> Directions: Search the records for "Donec" and copy each line that holds it.

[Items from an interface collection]
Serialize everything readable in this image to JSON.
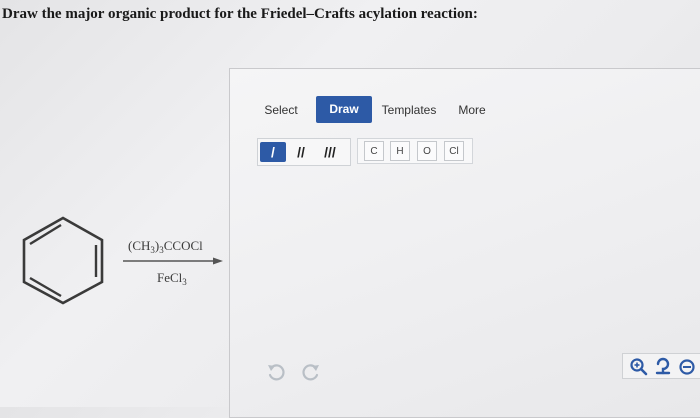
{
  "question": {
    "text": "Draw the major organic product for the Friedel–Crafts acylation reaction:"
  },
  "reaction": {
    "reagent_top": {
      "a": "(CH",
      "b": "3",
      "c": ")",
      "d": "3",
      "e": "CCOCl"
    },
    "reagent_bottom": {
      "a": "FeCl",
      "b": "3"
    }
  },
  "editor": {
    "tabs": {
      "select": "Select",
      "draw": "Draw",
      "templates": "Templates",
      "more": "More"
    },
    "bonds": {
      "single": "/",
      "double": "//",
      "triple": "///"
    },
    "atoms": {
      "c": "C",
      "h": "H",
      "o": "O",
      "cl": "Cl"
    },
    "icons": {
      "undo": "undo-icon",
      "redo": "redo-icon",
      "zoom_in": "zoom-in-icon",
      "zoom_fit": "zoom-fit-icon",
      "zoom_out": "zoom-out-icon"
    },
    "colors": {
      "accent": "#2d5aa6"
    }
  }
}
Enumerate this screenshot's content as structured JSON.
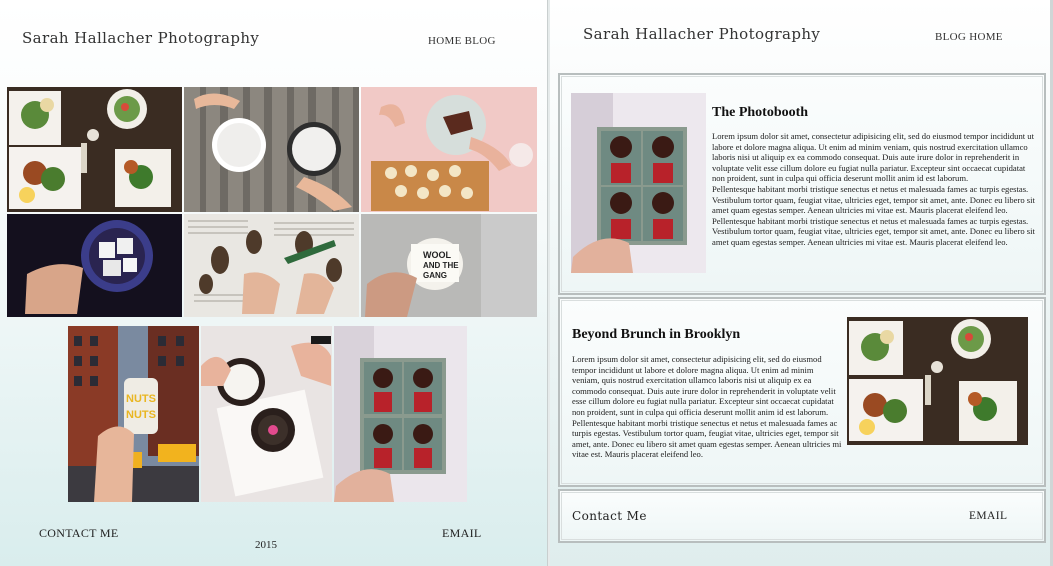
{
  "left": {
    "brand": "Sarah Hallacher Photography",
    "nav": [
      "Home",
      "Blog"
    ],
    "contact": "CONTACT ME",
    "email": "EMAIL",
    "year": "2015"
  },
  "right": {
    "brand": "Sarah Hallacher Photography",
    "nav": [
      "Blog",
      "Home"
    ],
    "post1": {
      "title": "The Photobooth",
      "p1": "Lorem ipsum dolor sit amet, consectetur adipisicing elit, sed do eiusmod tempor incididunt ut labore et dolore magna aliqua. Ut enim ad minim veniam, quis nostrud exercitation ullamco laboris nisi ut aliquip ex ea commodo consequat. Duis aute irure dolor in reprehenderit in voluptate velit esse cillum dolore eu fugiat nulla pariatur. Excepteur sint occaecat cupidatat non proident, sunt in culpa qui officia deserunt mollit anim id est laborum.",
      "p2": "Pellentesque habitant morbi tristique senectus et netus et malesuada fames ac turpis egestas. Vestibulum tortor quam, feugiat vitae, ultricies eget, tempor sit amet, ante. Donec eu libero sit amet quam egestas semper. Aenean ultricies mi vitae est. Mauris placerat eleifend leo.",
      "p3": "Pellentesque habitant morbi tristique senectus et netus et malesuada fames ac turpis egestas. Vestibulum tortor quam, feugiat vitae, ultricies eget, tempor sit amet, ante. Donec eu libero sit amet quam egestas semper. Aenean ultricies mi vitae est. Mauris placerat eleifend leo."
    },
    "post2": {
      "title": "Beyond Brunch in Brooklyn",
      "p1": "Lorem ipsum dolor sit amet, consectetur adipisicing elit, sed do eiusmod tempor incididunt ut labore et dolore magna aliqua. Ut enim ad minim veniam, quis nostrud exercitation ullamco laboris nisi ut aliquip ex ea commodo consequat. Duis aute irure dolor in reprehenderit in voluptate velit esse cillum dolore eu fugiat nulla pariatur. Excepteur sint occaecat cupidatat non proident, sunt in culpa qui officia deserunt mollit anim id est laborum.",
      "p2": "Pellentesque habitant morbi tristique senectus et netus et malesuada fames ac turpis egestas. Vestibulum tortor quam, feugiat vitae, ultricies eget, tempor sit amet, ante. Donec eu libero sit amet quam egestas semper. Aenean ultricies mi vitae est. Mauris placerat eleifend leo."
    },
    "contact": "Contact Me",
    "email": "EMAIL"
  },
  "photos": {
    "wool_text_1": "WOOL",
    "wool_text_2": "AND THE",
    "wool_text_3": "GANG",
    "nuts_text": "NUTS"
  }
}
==
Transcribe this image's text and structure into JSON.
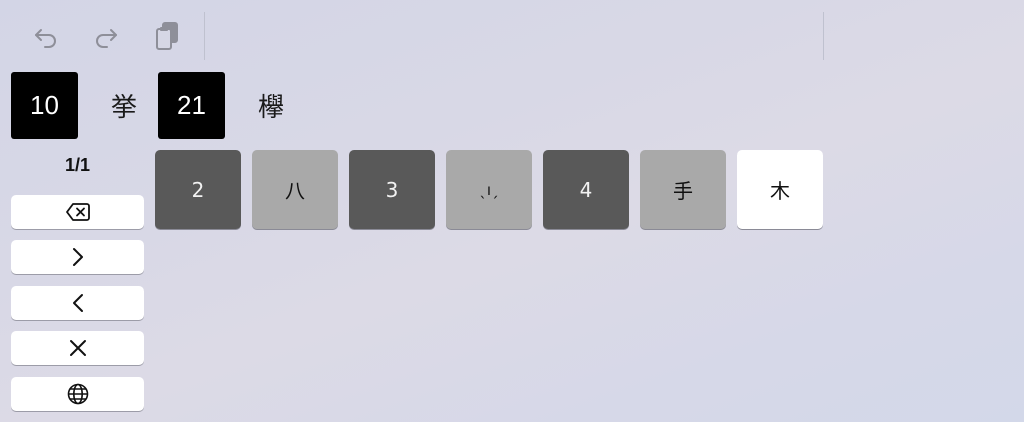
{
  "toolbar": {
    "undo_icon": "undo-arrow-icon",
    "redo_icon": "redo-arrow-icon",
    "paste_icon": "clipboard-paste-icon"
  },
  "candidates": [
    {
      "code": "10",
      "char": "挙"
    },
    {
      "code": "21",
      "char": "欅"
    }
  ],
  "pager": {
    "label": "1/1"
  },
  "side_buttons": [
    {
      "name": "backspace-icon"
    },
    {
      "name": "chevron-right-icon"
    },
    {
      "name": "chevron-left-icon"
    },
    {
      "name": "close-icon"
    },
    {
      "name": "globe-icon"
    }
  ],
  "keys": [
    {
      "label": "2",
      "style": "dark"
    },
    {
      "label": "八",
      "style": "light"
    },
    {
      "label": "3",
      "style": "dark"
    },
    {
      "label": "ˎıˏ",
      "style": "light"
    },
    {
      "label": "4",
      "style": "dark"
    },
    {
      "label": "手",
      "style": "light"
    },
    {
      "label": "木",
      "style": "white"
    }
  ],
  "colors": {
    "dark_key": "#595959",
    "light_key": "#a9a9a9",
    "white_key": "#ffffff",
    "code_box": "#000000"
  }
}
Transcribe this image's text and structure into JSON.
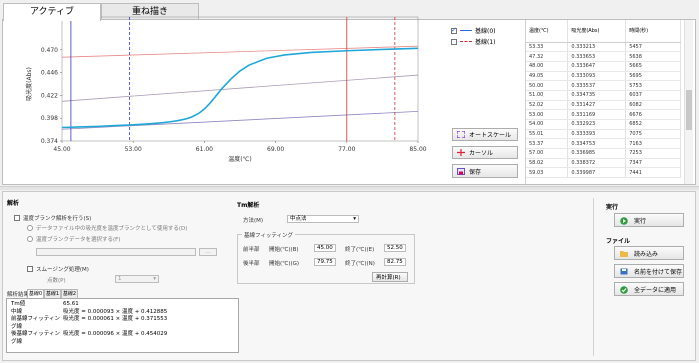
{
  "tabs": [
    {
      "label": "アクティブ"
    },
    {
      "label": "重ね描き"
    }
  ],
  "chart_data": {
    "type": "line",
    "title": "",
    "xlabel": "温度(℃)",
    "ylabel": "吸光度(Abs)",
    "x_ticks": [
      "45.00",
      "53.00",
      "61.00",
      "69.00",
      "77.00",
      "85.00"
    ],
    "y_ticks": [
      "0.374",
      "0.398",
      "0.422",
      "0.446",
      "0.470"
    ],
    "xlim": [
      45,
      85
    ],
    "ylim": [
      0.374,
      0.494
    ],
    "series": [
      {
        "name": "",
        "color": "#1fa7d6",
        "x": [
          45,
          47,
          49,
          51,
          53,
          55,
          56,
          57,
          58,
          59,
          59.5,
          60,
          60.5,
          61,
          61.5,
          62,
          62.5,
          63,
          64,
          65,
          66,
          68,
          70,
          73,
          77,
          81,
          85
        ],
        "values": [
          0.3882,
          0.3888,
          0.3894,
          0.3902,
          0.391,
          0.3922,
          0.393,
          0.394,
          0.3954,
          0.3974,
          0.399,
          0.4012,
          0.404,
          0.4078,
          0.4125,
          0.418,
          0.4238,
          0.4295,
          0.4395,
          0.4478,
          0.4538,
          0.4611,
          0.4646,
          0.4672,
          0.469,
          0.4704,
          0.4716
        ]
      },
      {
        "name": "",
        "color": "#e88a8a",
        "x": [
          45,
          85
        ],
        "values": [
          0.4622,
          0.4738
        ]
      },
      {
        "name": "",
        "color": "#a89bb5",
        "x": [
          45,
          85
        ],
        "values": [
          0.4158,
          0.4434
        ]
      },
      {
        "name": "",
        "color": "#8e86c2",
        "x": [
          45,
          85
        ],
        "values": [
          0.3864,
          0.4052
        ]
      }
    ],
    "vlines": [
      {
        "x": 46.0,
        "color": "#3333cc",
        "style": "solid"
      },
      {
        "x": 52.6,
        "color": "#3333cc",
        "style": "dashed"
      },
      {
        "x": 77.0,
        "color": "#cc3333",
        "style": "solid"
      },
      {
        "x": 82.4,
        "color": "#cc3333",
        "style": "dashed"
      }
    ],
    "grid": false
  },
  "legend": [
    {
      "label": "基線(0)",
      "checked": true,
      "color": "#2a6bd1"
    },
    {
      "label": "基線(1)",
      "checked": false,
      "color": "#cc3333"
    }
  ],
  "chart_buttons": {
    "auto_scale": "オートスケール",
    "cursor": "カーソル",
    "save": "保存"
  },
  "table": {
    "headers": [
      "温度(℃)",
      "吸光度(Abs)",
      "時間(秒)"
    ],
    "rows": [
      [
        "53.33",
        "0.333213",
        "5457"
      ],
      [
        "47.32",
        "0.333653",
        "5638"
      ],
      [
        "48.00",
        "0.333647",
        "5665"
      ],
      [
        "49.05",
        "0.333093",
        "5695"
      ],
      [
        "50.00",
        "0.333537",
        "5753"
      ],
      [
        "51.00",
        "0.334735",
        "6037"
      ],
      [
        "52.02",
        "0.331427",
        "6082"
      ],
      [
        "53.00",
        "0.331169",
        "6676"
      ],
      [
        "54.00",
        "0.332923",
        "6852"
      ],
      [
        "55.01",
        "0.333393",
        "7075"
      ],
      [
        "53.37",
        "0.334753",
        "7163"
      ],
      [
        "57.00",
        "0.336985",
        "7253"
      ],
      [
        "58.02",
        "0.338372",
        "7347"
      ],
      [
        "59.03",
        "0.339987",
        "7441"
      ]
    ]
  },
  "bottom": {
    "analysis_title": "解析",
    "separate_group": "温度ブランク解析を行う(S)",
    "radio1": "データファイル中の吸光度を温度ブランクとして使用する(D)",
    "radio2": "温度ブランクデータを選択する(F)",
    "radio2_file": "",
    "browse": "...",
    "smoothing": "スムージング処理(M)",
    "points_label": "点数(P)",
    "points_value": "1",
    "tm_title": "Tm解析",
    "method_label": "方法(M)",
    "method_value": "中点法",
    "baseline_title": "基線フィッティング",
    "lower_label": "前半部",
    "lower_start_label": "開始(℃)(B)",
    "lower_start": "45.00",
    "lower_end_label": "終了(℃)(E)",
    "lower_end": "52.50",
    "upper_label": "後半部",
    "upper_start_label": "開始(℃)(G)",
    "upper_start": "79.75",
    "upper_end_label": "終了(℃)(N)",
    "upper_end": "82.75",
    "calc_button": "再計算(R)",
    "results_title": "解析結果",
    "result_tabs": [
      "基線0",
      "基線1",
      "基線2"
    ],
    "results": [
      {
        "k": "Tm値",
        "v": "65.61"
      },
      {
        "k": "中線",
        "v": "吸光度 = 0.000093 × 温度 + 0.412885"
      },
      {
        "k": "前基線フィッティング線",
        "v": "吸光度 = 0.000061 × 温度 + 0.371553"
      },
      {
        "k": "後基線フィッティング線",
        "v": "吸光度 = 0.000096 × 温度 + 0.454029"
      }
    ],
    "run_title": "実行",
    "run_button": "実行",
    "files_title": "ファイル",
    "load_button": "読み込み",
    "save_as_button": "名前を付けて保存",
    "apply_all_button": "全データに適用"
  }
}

> Response area:
      "p2": "Pellentesque habitant morbi tristique senectus et netus et malesuada fames ac turpis egestas. Vestibulum tortor quam, feugiat vitae, ultricies eget, tempor sit amet, ante. Donec eu libero sit amet quam egestas semper. Aenean ultricies mi vitae est. Mauris placerat eleifend leo.",
      "p3": "Pellentesque habitant morbi tristique senectus et netus et malesuada fames ac turpis egestas. Vestibulum tortor quam, feugiat vitae, ultricies eget, tempor sit amet, ante. Donec eu libero sit amet quam egestas semper. Aenean ultricies mi vitae est. Mauris placerat eleifend leo."
      "p2": "Pellentesque habitant morbi tristique senectus et netus et malesuada fames ac turpis egestas. Vestibulum tortor quam, feugiat vitae, ultricies eget, tempor sit amet, ante. Donec eu libero sit amet quam egestas semper. Aenean ultricies mi vitae est. Mauris placerat eleifend leo."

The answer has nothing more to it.